How Do Delayed Retirement Credits Work?

Jun 28 2016 - 3:45pm

I was looking on how to calculate retirement benefits in years 67,68,69 before I turn 70 IF I filed and suspended and took a spousal benefit, then decided before 70 to take what the full retirement at that age I chose. Or is there a simple math equation as a multiplier on a per year basis ?

Hi,

For people born after 1942, delayed retirement credits (DRC) amount to 2/3rds of 1% per month, or 8% per year. Social Security retirement benefits are increased by that percentage for each month of voluntary benefit suspension beginning with the month of full retirement age (FRA) attainment, and continuing through the month prior to the month that the person turns age 70. If a person's FRA is 66, they can earn a maximum increase of 32% by deferring benefits until age 70. If their FRA is 67, the maximum possible increase is 24%.

Assuming that your FRA is 66, if you defer starting benefits on your own account until the month you reach age 67, your benefit amount will be 8% higher than at age 66. If you defer until age 68, it will be 16% higher, and 24% higher if you wait until age 69. However, you can start any month in between 66 & 70, and the increases will be calculated accordingly.

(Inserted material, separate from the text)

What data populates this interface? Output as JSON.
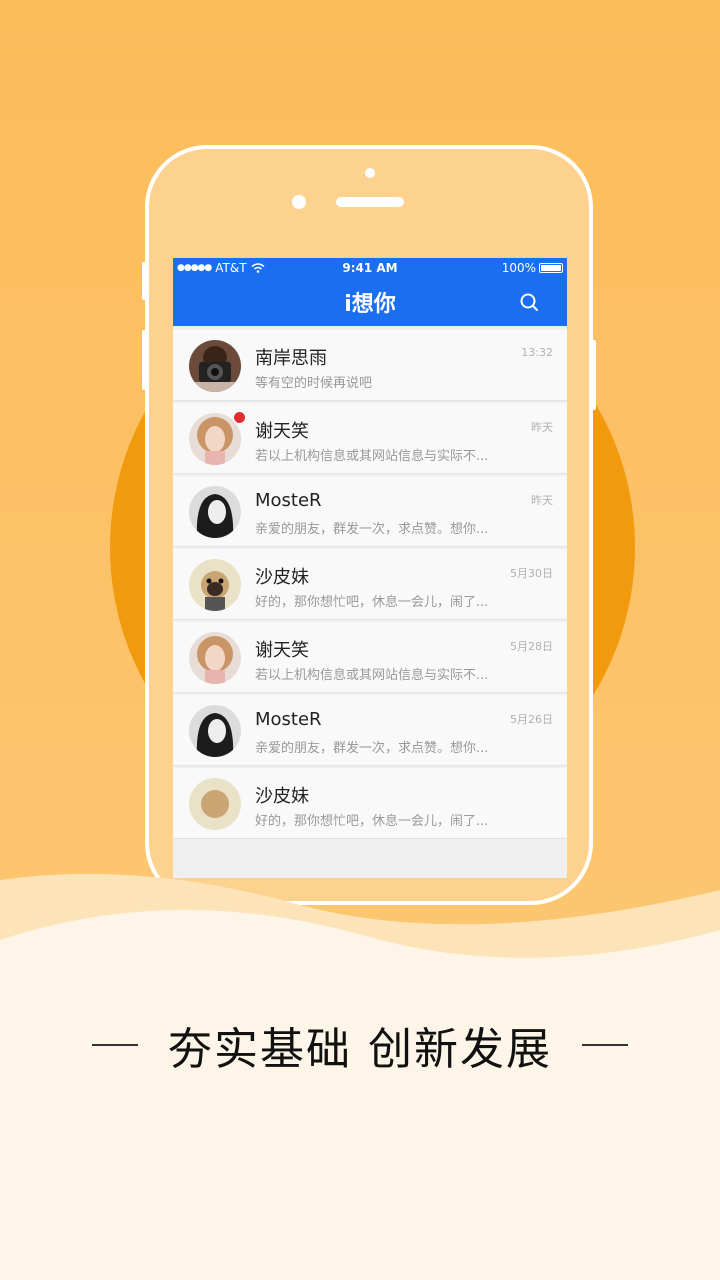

So, if you start taking benefits at age 67 & 10 months for example, your increase will be 14.66% (i.e. 22 months x 2/3rds of 1%).

One important caveat is that if you start benefits between FRA and age 70, DRCs are initially credited through December of the year prior to the year in which benefits are started. So, for example, if you turn 68 in July and start drawing benefits then, you will initially be credited with 18 months of DRCs, or 12%. Credit for the additional 6 months, or 4%, will then be added effective with the following January.

Best, Jerry